The Affordable Care Act helps small businesses and small tax-exempt organizations afford the cost of providing health insurance to their employees through tax credits. Businesses that employ 25 or fewer employees and pay $50,000 or less in annual wages are eligible for a tax credit that may cover up to 35 percent (up to 25% for non-profits) of the employer’s contribution to health insurance premiums. This tax credit is available for eligible businesses for the 2010-2013 tax years. If you learn that you were eligible for a tax credit in an earlier year, you may file an amended return. The tax credit will increase in 2014 to 50% (35% for non-profits).
Also, since the amount of the health insurance premium payments are more than the total credit, eligible small businesses can still claim a business expense deduction for the premiums in excess of the credit. More information about the credit, including tax tips, guides, and answers to frequently asked questions, is now available on the IRS Web site, www.IRS.gov. Of course, you should consult with your attorney or tax professional about these credits.
Next week’s post will discuss Step Four: Understand the Tax Credits Available for Individuals and Families.

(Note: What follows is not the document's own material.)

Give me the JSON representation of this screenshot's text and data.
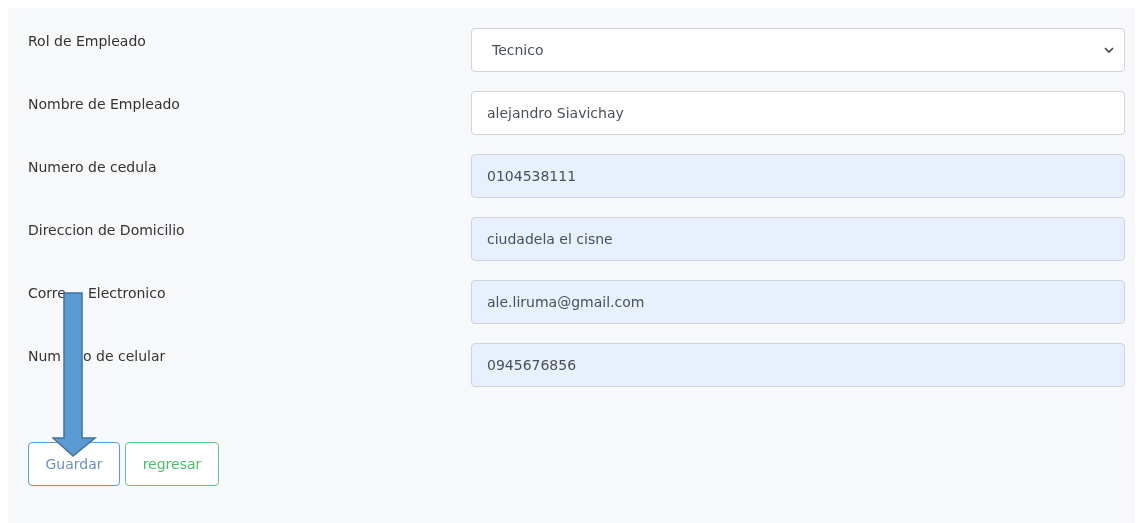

Many businesses are spooked because of the uncertainty of a health insurance exchange. To understand whether you should be concerned and to prepare for purchasing on the exchange, you should look at your costs over the last few years. Have they been predictable? Have they helped or interfered with your planning? Has your business changed in the recent past to accommodate the cost of coverage? Understanding your past and current cost trends for providing health coverage is the foundation for understanding the future effects the coming changes may have on your business.
One of the certainties businesses all over the state and nation have been talking about for years is how insurance costs are rising and gobbling up an increasingly large chunk of their overhead. Health insurance premiums are reported to be up to 18% higher for small businesses, in part because they don’t have the bargaining power of larger companies. It is also increasingly expensive for employers to administer and maintain health insurance for their employees. Some companies offer insurance to a subset of their employees, some to all employees, and some to an employee’s family. Employers also struggle with the number of plans to offer and the percentage of premium they can afford to pay, which in turn affects employee morale and retention. Also, the illness or injury of an employee in a small workplace can cause premiums to increase.
Often, rising health insurance costs consume any raises businesses would otherwise give to their employees. Health insurance premiums have gone up three times faster than wages in the past ten years. Businesses are being buffeted by interests purporting to speak on their behalf, but the reality is that all businesses are slightly different and have different cost pressures. Knowing your own experience will help you to understand the debate going on in Montpelier and plan for the future as you evaluate and price your options on the exchange. Thus, enacting step two
, knowing your insurance costs and trends, and assessing their predictability and increases will help you evaluate your financial picture relative to the changes to the marketplace brought on by health care reform.
The next post will address Step Three: Understand the Tax Credits Available to You for Purchasing Insurance on the Exchange.